EXERCISE AIM
If a line in the listing below contains "atributo", return that line.

· · ·

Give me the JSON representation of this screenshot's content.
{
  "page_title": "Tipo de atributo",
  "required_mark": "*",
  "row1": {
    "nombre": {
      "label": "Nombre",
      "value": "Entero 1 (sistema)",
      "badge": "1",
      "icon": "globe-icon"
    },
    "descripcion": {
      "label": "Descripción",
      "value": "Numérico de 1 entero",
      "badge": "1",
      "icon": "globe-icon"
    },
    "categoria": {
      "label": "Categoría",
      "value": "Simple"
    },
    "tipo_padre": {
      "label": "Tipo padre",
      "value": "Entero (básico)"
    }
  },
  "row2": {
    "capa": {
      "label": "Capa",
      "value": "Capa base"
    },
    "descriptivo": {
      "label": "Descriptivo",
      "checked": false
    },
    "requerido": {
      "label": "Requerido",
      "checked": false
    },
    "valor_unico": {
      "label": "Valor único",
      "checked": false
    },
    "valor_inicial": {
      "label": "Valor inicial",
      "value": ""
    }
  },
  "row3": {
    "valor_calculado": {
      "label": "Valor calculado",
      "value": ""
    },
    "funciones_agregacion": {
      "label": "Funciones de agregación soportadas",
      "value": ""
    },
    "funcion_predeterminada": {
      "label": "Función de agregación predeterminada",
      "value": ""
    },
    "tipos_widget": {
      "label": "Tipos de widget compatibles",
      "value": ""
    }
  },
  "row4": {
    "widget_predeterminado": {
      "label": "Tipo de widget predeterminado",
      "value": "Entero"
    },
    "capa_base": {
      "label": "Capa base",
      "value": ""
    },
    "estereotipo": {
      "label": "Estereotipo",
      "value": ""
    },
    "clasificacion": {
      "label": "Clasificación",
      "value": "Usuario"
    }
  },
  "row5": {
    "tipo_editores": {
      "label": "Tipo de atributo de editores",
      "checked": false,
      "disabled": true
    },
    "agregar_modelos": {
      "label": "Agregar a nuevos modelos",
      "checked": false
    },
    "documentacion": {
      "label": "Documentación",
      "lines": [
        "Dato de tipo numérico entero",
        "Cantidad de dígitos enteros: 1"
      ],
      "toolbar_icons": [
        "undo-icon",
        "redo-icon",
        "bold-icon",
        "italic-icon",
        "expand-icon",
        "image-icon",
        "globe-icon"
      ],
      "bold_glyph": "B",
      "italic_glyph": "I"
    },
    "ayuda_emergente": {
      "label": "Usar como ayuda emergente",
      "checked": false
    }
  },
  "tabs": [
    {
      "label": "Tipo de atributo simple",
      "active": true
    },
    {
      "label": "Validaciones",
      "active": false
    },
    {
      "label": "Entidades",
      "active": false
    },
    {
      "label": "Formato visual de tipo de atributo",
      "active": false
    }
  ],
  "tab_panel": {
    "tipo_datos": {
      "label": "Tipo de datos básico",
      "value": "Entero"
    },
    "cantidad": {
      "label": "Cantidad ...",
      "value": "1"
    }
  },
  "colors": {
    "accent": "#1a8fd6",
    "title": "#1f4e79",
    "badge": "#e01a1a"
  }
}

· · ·

SOLUTION TO THIS TASK
  "page_title": "Tipo de atributo",
      "label": "Tipo de atributo de editores",
      "label": "Tipo de atributo simple",
      "label": "Formato visual de tipo de atributo",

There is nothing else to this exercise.